FOREIGN CORRESPONDENCE LIVE
On October 25, 2011, Wilson & I went headed up to Brooklyn’s Masonic Temple to witness Amon Tobin’s ISAM: LIVE. Now, a simple Google search of “ISAM LIVE” will direct you to a plethora of reviews, commentaries, theories, and other insight. To review what Wilson & I there in that Masonic Temple in Brooklyn would be little more than a rehashing of beguiled and the wonder invoked by ISAM: LIVE. Therefore, I went through every page of every ISAM: LIVE review I could find online, extracted the best adjectives, alliteration, verbs, nouns, similes and metaphors found in the pages upon pages of ISAM:LIVE reviews, reassembled them, and created that which is written below. Wilson took the photos.
Ever since Daft Punk’s giant pyramid, electronic acts have recognized the need for a sensory stage show–Justice and their wall of Marshall amps; Deadmau5 and his Rubik’s cube. These novelties have made live electronic music more visually interesting, and have helped sell more tickets, but they’ve so far been just that–novelties, meant to give the audience something to look at while somebody stands at a laptop computer.
Amon Tobin’s current ISAM: LIVE tour, on the other hand, belongs in a museum.
Developing the visual show alongside Amon is the award winning, internationally published V Squared Labs in collaboration with LVTHN. Leading the animation and interactive team are directors Vello Virkhaus & Matt Daly. The show features a stunning 25′ x 14′ x 8′ multi-dimensional/ shape shifting 3-D art installation surrounding Tobin and enveloping him and the audience in a beyond 3-D experience. A fantastic visual journey to accompany ISAM.

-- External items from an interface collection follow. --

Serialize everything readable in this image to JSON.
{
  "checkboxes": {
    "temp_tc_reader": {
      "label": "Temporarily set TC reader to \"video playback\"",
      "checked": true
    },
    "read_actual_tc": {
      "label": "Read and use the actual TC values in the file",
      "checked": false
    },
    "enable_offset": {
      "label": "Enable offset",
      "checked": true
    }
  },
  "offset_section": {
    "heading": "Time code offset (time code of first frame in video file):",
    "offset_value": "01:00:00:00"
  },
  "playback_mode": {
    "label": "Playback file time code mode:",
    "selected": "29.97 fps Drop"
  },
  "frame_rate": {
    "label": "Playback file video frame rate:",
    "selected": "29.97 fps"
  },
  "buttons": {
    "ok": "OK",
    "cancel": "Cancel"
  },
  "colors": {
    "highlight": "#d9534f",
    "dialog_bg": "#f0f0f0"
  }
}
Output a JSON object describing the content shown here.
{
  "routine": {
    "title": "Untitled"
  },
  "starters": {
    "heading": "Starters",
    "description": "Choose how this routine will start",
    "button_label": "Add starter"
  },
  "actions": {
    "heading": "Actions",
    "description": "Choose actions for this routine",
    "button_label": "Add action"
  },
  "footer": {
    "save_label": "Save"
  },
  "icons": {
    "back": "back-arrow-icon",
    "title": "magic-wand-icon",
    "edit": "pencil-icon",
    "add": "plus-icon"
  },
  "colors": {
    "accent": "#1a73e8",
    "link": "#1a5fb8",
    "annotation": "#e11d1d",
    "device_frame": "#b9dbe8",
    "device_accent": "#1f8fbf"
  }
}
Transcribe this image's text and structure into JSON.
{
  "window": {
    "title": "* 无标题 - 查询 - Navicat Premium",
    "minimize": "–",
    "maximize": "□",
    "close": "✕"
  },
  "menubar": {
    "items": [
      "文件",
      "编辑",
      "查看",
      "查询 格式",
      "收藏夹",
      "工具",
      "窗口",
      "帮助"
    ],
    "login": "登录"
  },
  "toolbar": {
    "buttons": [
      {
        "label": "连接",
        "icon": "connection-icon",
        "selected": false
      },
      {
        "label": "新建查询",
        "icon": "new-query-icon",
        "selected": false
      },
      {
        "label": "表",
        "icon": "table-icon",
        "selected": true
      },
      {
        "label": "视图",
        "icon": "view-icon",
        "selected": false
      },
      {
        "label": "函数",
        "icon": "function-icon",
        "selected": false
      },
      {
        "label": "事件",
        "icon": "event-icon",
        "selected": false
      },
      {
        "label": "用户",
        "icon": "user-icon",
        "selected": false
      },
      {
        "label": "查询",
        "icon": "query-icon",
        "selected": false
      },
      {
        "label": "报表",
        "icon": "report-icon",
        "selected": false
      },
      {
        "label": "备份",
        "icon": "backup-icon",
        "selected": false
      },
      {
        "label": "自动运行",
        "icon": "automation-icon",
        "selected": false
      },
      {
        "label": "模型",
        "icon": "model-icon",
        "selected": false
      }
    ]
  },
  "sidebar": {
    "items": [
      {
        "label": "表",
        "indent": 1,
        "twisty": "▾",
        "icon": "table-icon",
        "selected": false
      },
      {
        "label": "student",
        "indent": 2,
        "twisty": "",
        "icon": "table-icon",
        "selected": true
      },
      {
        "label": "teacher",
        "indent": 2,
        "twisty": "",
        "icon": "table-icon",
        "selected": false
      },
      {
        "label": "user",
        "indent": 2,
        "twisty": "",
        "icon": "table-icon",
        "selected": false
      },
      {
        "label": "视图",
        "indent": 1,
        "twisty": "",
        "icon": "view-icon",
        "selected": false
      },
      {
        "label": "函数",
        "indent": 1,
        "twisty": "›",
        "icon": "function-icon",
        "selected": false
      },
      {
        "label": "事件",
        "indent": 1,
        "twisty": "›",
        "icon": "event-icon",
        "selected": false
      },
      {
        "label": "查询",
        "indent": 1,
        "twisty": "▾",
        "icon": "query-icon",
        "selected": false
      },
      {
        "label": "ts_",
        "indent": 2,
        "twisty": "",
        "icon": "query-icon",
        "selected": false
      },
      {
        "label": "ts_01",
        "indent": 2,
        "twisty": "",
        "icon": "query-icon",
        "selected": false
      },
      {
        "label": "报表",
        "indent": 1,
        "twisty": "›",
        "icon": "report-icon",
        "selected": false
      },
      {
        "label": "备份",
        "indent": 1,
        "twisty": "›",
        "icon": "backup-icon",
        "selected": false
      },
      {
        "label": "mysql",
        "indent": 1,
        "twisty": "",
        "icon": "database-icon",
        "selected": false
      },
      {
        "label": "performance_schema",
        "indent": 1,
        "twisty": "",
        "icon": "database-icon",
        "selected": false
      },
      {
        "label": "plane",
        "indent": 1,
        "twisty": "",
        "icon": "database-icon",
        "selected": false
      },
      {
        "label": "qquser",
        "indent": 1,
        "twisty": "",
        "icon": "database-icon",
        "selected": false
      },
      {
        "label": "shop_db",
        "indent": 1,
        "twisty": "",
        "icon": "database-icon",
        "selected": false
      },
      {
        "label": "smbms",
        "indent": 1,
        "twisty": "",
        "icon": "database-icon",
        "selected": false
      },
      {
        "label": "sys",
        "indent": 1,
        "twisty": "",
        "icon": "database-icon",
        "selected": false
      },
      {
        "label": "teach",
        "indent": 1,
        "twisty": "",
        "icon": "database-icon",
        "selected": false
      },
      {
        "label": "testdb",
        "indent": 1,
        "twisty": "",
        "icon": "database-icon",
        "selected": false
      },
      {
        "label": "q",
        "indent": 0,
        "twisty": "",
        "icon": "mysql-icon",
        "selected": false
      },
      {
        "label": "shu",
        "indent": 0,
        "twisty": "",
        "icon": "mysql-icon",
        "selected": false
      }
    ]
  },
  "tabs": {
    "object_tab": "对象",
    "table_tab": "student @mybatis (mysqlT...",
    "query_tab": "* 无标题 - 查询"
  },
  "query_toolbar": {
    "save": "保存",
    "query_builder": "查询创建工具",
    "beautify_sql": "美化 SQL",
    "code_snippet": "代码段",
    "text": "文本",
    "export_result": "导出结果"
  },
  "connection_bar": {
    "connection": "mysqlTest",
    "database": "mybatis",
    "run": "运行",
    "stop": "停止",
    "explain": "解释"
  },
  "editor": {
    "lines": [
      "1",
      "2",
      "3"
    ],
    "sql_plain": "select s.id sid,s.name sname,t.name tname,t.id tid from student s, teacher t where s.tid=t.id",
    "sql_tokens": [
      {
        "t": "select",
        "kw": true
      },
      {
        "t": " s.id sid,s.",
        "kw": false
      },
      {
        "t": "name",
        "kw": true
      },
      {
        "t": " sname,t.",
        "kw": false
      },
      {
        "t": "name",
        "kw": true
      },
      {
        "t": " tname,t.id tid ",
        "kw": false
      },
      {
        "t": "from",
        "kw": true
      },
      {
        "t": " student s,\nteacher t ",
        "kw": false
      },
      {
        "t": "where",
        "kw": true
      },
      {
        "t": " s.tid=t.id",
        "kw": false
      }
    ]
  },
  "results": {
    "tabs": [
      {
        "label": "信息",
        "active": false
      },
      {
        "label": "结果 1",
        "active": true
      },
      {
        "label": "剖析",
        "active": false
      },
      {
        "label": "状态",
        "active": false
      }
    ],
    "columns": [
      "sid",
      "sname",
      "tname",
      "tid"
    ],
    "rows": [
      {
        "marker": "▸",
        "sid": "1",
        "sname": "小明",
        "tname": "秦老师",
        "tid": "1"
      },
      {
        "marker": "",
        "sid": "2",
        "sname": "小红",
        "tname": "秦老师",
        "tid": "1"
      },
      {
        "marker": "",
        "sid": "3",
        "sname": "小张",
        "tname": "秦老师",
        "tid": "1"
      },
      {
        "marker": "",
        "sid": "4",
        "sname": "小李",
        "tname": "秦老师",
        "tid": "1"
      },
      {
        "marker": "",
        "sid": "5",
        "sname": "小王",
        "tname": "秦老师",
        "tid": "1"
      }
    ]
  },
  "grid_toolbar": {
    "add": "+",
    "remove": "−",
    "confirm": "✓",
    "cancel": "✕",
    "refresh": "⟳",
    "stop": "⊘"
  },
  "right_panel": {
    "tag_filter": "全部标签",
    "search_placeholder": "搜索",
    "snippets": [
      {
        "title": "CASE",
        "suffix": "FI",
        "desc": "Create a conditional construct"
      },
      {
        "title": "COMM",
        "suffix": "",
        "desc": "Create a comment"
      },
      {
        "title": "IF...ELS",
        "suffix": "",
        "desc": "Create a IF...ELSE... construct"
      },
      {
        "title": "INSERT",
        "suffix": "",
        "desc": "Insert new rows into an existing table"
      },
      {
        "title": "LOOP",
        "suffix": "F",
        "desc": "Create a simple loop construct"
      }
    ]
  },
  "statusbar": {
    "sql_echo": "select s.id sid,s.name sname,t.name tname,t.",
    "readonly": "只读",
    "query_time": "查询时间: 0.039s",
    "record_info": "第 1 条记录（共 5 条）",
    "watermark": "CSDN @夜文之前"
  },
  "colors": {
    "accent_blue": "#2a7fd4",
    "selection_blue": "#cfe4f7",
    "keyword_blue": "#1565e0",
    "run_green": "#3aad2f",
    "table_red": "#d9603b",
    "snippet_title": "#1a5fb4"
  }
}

The result is an abstract narrative, subtle and bombastic – using projection mapping, generative/audio reactive real time and pre-rendered elements combined with custom software to control the show. The result is that ISAM: LIVE creates a visual incarnation of the album’s sounds.
ISAM: LIVE is Amon Tobin’s Metropolis. In a series of wordless images, Tobin makes a bold statement on technology and its omnipresence in our modern universe–terrifying one minute, beautiful the next. The combined effect is a 3D experience where the cubes move even though they’re not moving; where the sculpture floats through space even though it is immobile; where a parallel universe exists with shape-shifting factories, angry jet engines and mechanized factory clangs competing with brilliant, serene patterns and transformative optical illusions. Like all great art, the production is thought-provoking, challenging and stunning. Submitting to it is pure glee.
And in the center of all this, in a cube larger than the others, is Tobin, occasionally lit from within. These reveals–that there is, in fact, a human involved–pull the curtain back on a spectacle that’s seemingly created solely from silicon, and enshrine the production as a triumph not only of technological engineering but of cranial ingenuity.
Tobin has described this latest phase in his career as ‘future sounds imperfected’. And it is unquestionably refreshing to witness an artist not adhering to the current impasse of retro-culture, as Tobin’s performance is bereft of any overtly ersatz nods to the past. Coming over like the colossal aggregate of Einsturzende Neubauten and Squarepusher, plotting a whole new course for electronic music.
In person, it’s hard not to be overwhelmed by the sheer mathematics of the display. In one jaw-dropping moment, the projector shot out a static grid of white lines perfectly picking out every edge of the set, with the faces of the cubes plunged into darkness. Just as you marvel at the power, resolution, and accuracy required, the image animates and the cubes apparently tumble away, the integrity of their forms perfectly preserved, and the set dematerializes before your eyes. Of course, these moments coincide with the stuttering climaxes of Tobin’s intricate collages of found sounds and recordings.
It doesn’t sound like much in writing, and words can never do justice to the sheer majesty of the performance.